Reproduce the records word for word, apart from the images they contain.

☆ ☆ ☆

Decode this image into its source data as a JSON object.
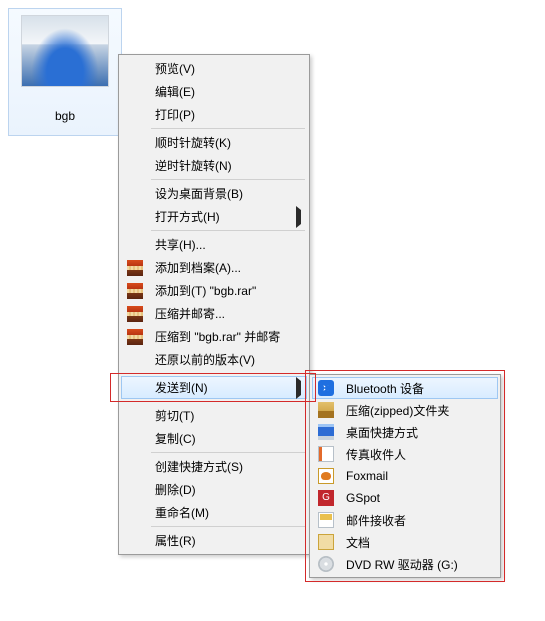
{
  "file": {
    "name": "bgb"
  },
  "menu": {
    "groups": [
      [
        {
          "id": "preview",
          "label": "预览(V)",
          "icon": null,
          "submenu": false
        },
        {
          "id": "edit",
          "label": "编辑(E)",
          "icon": null,
          "submenu": false
        },
        {
          "id": "print",
          "label": "打印(P)",
          "icon": null,
          "submenu": false
        }
      ],
      [
        {
          "id": "rotate-cw",
          "label": "顺时针旋转(K)",
          "icon": null,
          "submenu": false
        },
        {
          "id": "rotate-ccw",
          "label": "逆时针旋转(N)",
          "icon": null,
          "submenu": false
        }
      ],
      [
        {
          "id": "set-wallpaper",
          "label": "设为桌面背景(B)",
          "icon": null,
          "submenu": false
        },
        {
          "id": "open-with",
          "label": "打开方式(H)",
          "icon": null,
          "submenu": true
        }
      ],
      [
        {
          "id": "share",
          "label": "共享(H)...",
          "icon": null,
          "submenu": false
        },
        {
          "id": "add-archive",
          "label": "添加到档案(A)...",
          "icon": "rar",
          "submenu": false
        },
        {
          "id": "add-rar",
          "label": "添加到(T) \"bgb.rar\"",
          "icon": "rar",
          "submenu": false
        },
        {
          "id": "compress-mail",
          "label": "压缩并邮寄...",
          "icon": "rar",
          "submenu": false
        },
        {
          "id": "compress-rar-mail",
          "label": "压缩到 \"bgb.rar\" 并邮寄",
          "icon": "rar",
          "submenu": false
        },
        {
          "id": "restore-prev",
          "label": "还原以前的版本(V)",
          "icon": null,
          "submenu": false
        }
      ],
      [
        {
          "id": "send-to",
          "label": "发送到(N)",
          "icon": null,
          "submenu": true,
          "highlighted": true
        }
      ],
      [
        {
          "id": "cut",
          "label": "剪切(T)",
          "icon": null,
          "submenu": false
        },
        {
          "id": "copy",
          "label": "复制(C)",
          "icon": null,
          "submenu": false
        }
      ],
      [
        {
          "id": "create-shortcut",
          "label": "创建快捷方式(S)",
          "icon": null,
          "submenu": false
        },
        {
          "id": "delete",
          "label": "删除(D)",
          "icon": null,
          "submenu": false
        },
        {
          "id": "rename",
          "label": "重命名(M)",
          "icon": null,
          "submenu": false
        }
      ],
      [
        {
          "id": "properties",
          "label": "属性(R)",
          "icon": null,
          "submenu": false
        }
      ]
    ]
  },
  "submenu": {
    "items": [
      {
        "id": "bluetooth",
        "label": "Bluetooth 设备",
        "icon": "bt",
        "highlighted": true
      },
      {
        "id": "compressed-zip",
        "label": "压缩(zipped)文件夹",
        "icon": "zip"
      },
      {
        "id": "desktop-shortcut",
        "label": "桌面快捷方式",
        "icon": "desk"
      },
      {
        "id": "fax-recipient",
        "label": "传真收件人",
        "icon": "fax"
      },
      {
        "id": "foxmail",
        "label": "Foxmail",
        "icon": "fox"
      },
      {
        "id": "gspot",
        "label": "GSpot",
        "icon": "gs"
      },
      {
        "id": "mail-recipient",
        "label": "邮件接收者",
        "icon": "mail"
      },
      {
        "id": "documents",
        "label": "文档",
        "icon": "doc"
      },
      {
        "id": "dvd-rw",
        "label": "DVD RW 驱动器 (G:)",
        "icon": "dvd"
      }
    ]
  }
}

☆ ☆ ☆

EXERCISE RESPONSE:
Decode this image into its source data as a JSON object.
{
  "file": {
    "name": "bgb"
  },
  "menu": {
    "groups": [
      [
        {
          "id": "preview",
          "label": "预览(V)",
          "icon": null,
          "submenu": false
        },
        {
          "id": "edit",
          "label": "编辑(E)",
          "icon": null,
          "submenu": false
        },
        {
          "id": "print",
          "label": "打印(P)",
          "icon": null,
          "submenu": false
        }
      ],
      [
        {
          "id": "rotate-cw",
          "label": "顺时针旋转(K)",
          "icon": null,
          "submenu": false
        },
        {
          "id": "rotate-ccw",
          "label": "逆时针旋转(N)",
          "icon": null,
          "submenu": false
        }
      ],
      [
        {
          "id": "set-wallpaper",
          "label": "设为桌面背景(B)",
          "icon": null,
          "submenu": false
        },
        {
          "id": "open-with",
          "label": "打开方式(H)",
          "icon": null,
          "submenu": true
        }
      ],
      [
        {
          "id": "share",
          "label": "共享(H)...",
          "icon": null,
          "submenu": false
        },
        {
          "id": "add-archive",
          "label": "添加到档案(A)...",
          "icon": "rar",
          "submenu": false
        },
        {
          "id": "add-rar",
          "label": "添加到(T) \"bgb.rar\"",
          "icon": "rar",
          "submenu": false
        },
        {
          "id": "compress-mail",
          "label": "压缩并邮寄...",
          "icon": "rar",
          "submenu": false
        },
        {
          "id": "compress-rar-mail",
          "label": "压缩到 \"bgb.rar\" 并邮寄",
          "icon": "rar",
          "submenu": false
        },
        {
          "id": "restore-prev",
          "label": "还原以前的版本(V)",
          "icon": null,
          "submenu": false
        }
      ],
      [
        {
          "id": "send-to",
          "label": "发送到(N)",
          "icon": null,
          "submenu": true,
          "highlighted": true
        }
      ],
      [
        {
          "id": "cut",
          "label": "剪切(T)",
          "icon": null,
          "submenu": false
        },
        {
          "id": "copy",
          "label": "复制(C)",
          "icon": null,
          "submenu": false
        }
      ],
      [
        {
          "id": "create-shortcut",
          "label": "创建快捷方式(S)",
          "icon": null,
          "submenu": false
        },
        {
          "id": "delete",
          "label": "删除(D)",
          "icon": null,
          "submenu": false
        },
        {
          "id": "rename",
          "label": "重命名(M)",
          "icon": null,
          "submenu": false
        }
      ],
      [
        {
          "id": "properties",
          "label": "属性(R)",
          "icon": null,
          "submenu": false
        }
      ]
    ]
  },
  "submenu": {
    "items": [
      {
        "id": "bluetooth",
        "label": "Bluetooth 设备",
        "icon": "bt",
        "highlighted": true
      },
      {
        "id": "compressed-zip",
        "label": "压缩(zipped)文件夹",
        "icon": "zip"
      },
      {
        "id": "desktop-shortcut",
        "label": "桌面快捷方式",
        "icon": "desk"
      },
      {
        "id": "fax-recipient",
        "label": "传真收件人",
        "icon": "fax"
      },
      {
        "id": "foxmail",
        "label": "Foxmail",
        "icon": "fox"
      },
      {
        "id": "gspot",
        "label": "GSpot",
        "icon": "gs"
      },
      {
        "id": "mail-recipient",
        "label": "邮件接收者",
        "icon": "mail"
      },
      {
        "id": "documents",
        "label": "文档",
        "icon": "doc"
      },
      {
        "id": "dvd-rw",
        "label": "DVD RW 驱动器 (G:)",
        "icon": "dvd"
      }
    ]
  }
}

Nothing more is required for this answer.